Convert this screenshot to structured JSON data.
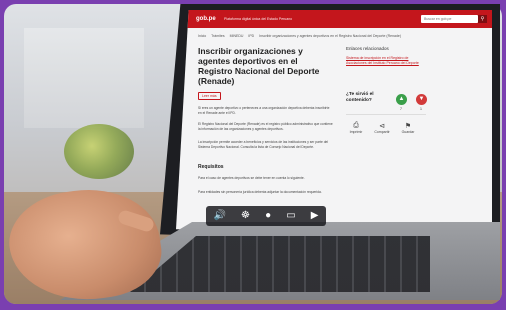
{
  "site": {
    "logo": "gob.pe",
    "topbar_text": "Plataforma digital única del Estado Peruano",
    "search_placeholder": "Buscar en gob.pe",
    "search_icon": "search-icon"
  },
  "breadcrumb": [
    "Inicio",
    "Trámites",
    "MINEDU",
    "IPD",
    "Inscribir organizaciones y agentes deportivos en el Registro Nacional del Deporte (Renade)"
  ],
  "page": {
    "title": "Inscribir organizaciones y agentes deportivos en el Registro Nacional del Deporte (Renade)",
    "read_more": "Leer más",
    "paragraphs": [
      "Si eres un agente deportivo o perteneces a una organización deportiva deberás inscribirte en el Renade ante el IPD.",
      "El Registro Nacional del Deporte (Renade) es el registro público administrativo que contiene la información de las organizaciones y agentes deportivos.",
      "La inscripción permite acceder a beneficios y servicios de las instituciones y ser parte del Sistema Deportivo Nacional. Consulta la lista de Consejo Nacional del Deporte."
    ],
    "subheading": "Requisitos",
    "req_paragraphs": [
      "Para el caso de agentes deportivos se debe tener en cuenta lo siguiente.",
      "Para entidades sin personería jurídica deberás adjuntar la documentación requerida."
    ]
  },
  "sidebar": {
    "related_title": "Enlaces relacionados",
    "related_link": "Sistema de inscripción en el Registro de Asociaciones del Instituto Peruano del Deporte",
    "feedback_question": "¿Te sirvió el contenido?",
    "vote_up_count": "7",
    "vote_down_count": "1",
    "actions": [
      {
        "label": "Imprimir",
        "icon": "printer-icon"
      },
      {
        "label": "Compartir",
        "icon": "share-icon"
      },
      {
        "label": "Guardar",
        "icon": "bookmark-icon"
      }
    ]
  },
  "accessibility_bar": {
    "icons": [
      "audio-icon",
      "hearing-icon",
      "user-icon",
      "screen-icon",
      "video-icon"
    ]
  },
  "colors": {
    "brand": "#c4161c",
    "vote_up": "#3a9f4a",
    "vote_down": "#d23a3a",
    "frame": "#7a3fb0"
  }
}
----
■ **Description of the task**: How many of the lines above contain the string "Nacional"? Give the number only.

■ **Reply to the exercise**: 4